"Schedule `A' will comprise the remainder of all assets on the IBM tab sheets which, according to the telephone conversation with Mr. Ellison, Mr. Stroup, and Mr. Lewis on January 16, should be offered to Raytheon at a net figure of $547,760. The total, therefore, of lists `A' and `B' to Raytheon would be $638,960."
The original cost of the items covered by this new offer was $1,037,759, and its book value as of June 30, 1961, was $848,881. The $531,584 offer was thus about sixty-three per cent of the book value
Manufacturing had some earlier negotiations with a Japanese concern. It had received an indication of possible interest from the Stanford Research Institute. There had been some preliminary talk about using some of these assets in Greece
"A. Our apprehension was in the area that they might well take certain testing equipment and certain other key equipment that would break up the desirability of the remaining assets so that it could not be used for investment abroad or elsewhere as a line and for sale as a line; that we could not maximize the return to our company, and we were interested in the long run in maximizing the return.
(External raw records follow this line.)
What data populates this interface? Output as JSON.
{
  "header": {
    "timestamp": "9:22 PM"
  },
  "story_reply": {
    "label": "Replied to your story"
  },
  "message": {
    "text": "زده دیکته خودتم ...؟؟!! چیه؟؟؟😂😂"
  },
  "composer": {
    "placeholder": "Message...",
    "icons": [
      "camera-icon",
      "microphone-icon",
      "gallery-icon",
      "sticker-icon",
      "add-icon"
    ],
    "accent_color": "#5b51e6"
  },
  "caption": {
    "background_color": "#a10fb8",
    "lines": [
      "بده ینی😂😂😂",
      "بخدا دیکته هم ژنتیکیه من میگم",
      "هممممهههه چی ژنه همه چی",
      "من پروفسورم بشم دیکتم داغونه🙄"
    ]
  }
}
"Q. You were interested, then, in having Raytheon, regardless of what its rights may have been, to buy all of this stuff or none of it; wasn't that part of the problem?
"A. Yes, that certainly was part of it."
"Q. Mr. Walker, what was the business purpose motivating Rheem Manufacturing in making these offers we have been discussing to purchase certain of the assets which had been leased by Rheem Semiconductor to Raytheon Company?
"A. We wished to generate the maximum value out of the remaining assets."
In reaching this conclusion we have not attempted to evaluate the significance of the undertaking by Manufacturing, attached to the basic contract and quoted in note 2, above, that it would do what was necessary or appropriate in order that Semiconductor shall comply with the contract; or of Walker's inexplicable threat to Raytheon quoted in note 3, as to the dire consequences if Raytheon, by making an offer under the lease agreement, should prevent consummation of a sale to Manufacturing of the items covered by the latter's offer. It is sufficient to say that if they have any implications relevant here, they are in favor of the conclusion we have drawn
The trial court did find that there was no fraud or misrepresentation at any time on the part of Manufacturing or Semiconductor. We do not hold that this finding is clearly erroneous. The conduct of these two companies in formulating, extending and accepting the offer in question may well have resulted from incorrect legal advice concerning their rights and duties under the contract, and be wholly free from an intention to defraud or deceive